> _PROBLEM TO SOLVE_
Write out all the material verbatim, line by line.

> _TASK INPUTS_
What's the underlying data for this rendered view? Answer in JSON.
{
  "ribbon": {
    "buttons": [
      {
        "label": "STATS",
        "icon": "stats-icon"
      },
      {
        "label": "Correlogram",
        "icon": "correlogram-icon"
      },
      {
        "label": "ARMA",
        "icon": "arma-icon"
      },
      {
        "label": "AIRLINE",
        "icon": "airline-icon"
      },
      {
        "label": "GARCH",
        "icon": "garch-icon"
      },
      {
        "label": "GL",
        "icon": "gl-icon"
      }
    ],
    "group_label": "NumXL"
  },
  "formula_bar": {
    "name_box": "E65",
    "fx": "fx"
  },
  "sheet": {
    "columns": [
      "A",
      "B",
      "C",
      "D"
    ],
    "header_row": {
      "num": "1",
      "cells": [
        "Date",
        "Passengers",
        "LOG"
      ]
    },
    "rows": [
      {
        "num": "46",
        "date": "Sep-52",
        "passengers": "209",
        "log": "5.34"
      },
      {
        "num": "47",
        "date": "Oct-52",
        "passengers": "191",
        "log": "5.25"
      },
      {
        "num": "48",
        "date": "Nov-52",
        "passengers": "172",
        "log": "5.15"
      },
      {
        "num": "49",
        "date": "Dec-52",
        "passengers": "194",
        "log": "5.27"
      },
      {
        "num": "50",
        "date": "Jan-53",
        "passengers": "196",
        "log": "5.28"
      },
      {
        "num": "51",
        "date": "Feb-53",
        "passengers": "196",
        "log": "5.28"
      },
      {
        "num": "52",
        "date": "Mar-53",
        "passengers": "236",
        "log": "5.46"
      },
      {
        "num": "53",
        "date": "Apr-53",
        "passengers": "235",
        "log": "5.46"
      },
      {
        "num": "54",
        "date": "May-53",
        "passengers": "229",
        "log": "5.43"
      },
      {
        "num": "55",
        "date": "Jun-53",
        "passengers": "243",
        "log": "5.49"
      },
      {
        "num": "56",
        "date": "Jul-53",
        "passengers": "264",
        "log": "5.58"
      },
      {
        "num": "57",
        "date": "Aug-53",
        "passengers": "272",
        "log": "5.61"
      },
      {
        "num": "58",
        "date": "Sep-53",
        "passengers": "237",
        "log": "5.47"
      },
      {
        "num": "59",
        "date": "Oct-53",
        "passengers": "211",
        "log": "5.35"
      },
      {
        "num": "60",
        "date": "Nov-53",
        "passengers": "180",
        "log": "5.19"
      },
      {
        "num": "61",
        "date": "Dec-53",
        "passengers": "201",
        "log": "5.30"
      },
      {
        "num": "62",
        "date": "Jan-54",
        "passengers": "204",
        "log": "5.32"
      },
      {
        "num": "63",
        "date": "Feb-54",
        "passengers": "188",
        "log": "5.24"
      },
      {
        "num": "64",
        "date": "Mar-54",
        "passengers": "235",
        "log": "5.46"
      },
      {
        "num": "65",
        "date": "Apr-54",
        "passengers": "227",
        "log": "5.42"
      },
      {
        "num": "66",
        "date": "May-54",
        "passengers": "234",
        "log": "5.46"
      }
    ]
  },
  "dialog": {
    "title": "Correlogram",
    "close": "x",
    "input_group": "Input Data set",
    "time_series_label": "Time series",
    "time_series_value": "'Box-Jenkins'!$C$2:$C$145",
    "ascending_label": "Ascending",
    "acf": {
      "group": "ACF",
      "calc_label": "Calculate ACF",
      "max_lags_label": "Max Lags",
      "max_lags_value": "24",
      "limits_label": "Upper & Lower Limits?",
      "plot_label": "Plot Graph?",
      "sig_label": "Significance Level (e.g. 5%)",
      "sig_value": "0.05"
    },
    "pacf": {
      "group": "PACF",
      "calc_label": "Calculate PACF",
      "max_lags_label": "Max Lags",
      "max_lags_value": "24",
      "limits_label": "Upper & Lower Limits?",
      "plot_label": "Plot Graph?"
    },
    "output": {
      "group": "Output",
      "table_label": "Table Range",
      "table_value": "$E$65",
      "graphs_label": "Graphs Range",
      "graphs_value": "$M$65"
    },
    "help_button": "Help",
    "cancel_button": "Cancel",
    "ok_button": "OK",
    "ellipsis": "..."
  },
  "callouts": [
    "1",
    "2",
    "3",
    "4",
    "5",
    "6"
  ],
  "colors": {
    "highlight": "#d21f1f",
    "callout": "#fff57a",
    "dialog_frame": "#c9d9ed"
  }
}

> _FINISHED EXERCISE_
What's the underlying data for this rendered view? Answer in JSON.
{
  "ribbon": {
    "buttons": [
      {
        "label": "STATS",
        "icon": "stats-icon"
      },
      {
        "label": "Correlogram",
        "icon": "correlogram-icon"
      },
      {
        "label": "ARMA",
        "icon": "arma-icon"
      },
      {
        "label": "AIRLINE",
        "icon": "airline-icon"
      },
      {
        "label": "GARCH",
        "icon": "garch-icon"
      },
      {
        "label": "GL",
        "icon": "gl-icon"
      }
    ],
    "group_label": "NumXL"
  },
  "formula_bar": {
    "name_box": "E65",
    "fx": "fx"
  },
  "sheet": {
    "columns": [
      "A",
      "B",
      "C",
      "D"
    ],
    "header_row": {
      "num": "1",
      "cells": [
        "Date",
        "Passengers",
        "LOG"
      ]
    },
    "rows": [
      {
        "num": "46",
        "date": "Sep-52",
        "passengers": "209",
        "log": "5.34"
      },
      {
        "num": "47",
        "date": "Oct-52",
        "passengers": "191",
        "log": "5.25"
      },
      {
        "num": "48",
        "date": "Nov-52",
        "passengers": "172",
        "log": "5.15"
      },
      {
        "num": "49",
        "date": "Dec-52",
        "passengers": "194",
        "log": "5.27"
      },
      {
        "num": "50",
        "date": "Jan-53",
        "passengers": "196",
        "log": "5.28"
      },
      {
        "num": "51",
        "date": "Feb-53",
        "passengers": "196",
        "log": "5.28"
      },
      {
        "num": "52",
        "date": "Mar-53",
        "passengers": "236",
        "log": "5.46"
      },
      {
        "num": "53",
        "date": "Apr-53",
        "passengers": "235",
        "log": "5.46"
      },
      {
        "num": "54",
        "date": "May-53",
        "passengers": "229",
        "log": "5.43"
      },
      {
        "num": "55",
        "date": "Jun-53",
        "passengers": "243",
        "log": "5.49"
      },
      {
        "num": "56",
        "date": "Jul-53",
        "passengers": "264",
        "log": "5.58"
      },
      {
        "num": "57",
        "date": "Aug-53",
        "passengers": "272",
        "log": "5.61"
      },
      {
        "num": "58",
        "date": "Sep-53",
        "passengers": "237",
        "log": "5.47"
      },
      {
        "num": "59",
        "date": "Oct-53",
        "passengers": "211",
        "log": "5.35"
      },
      {
        "num": "60",
        "date": "Nov-53",
        "passengers": "180",
        "log": "5.19"
      },
      {
        "num": "61",
        "date": "Dec-53",
        "passengers": "201",
        "log": "5.30"
      },
      {
        "num": "62",
        "date": "Jan-54",
        "passengers": "204",
        "log": "5.32"
      },
      {
        "num": "63",
        "date": "Feb-54",
        "passengers": "188",
        "log": "5.24"
      },
      {
        "num": "64",
        "date": "Mar-54",
        "passengers": "235",
        "log": "5.46"
      },
      {
        "num": "65",
        "date": "Apr-54",
        "passengers": "227",
        "log": "5.42"
      },
      {
        "num": "66",
        "date": "May-54",
        "passengers": "234",
        "log": "5.46"
      }
    ]
  },
  "dialog": {
    "title": "Correlogram",
    "close": "x",
    "input_group": "Input Data set",
    "time_series_label": "Time series",
    "time_series_value": "'Box-Jenkins'!$C$2:$C$145",
    "ascending_label": "Ascending",
    "acf": {
      "group": "ACF",
      "calc_label": "Calculate ACF",
      "max_lags_label": "Max Lags",
      "max_lags_value": "24",
      "limits_label": "Upper & Lower Limits?",
      "plot_label": "Plot Graph?",
      "sig_label": "Significance Level (e.g. 5%)",
      "sig_value": "0.05"
    },
    "pacf": {
      "group": "PACF",
      "calc_label": "Calculate PACF",
      "max_lags_label": "Max Lags",
      "max_lags_value": "24",
      "limits_label": "Upper & Lower Limits?",
      "plot_label": "Plot Graph?"
    },
    "output": {
      "group": "Output",
      "table_label": "Table Range",
      "table_value": "$E$65",
      "graphs_label": "Graphs Range",
      "graphs_value": "$M$65"
    },
    "help_button": "Help",
    "cancel_button": "Cancel",
    "ok_button": "OK",
    "ellipsis": "..."
  },
  "callouts": [
    "1",
    "2",
    "3",
    "4",
    "5",
    "6"
  ],
  "colors": {
    "highlight": "#d21f1f",
    "callout": "#fff57a",
    "dialog_frame": "#c9d9ed"
  }
}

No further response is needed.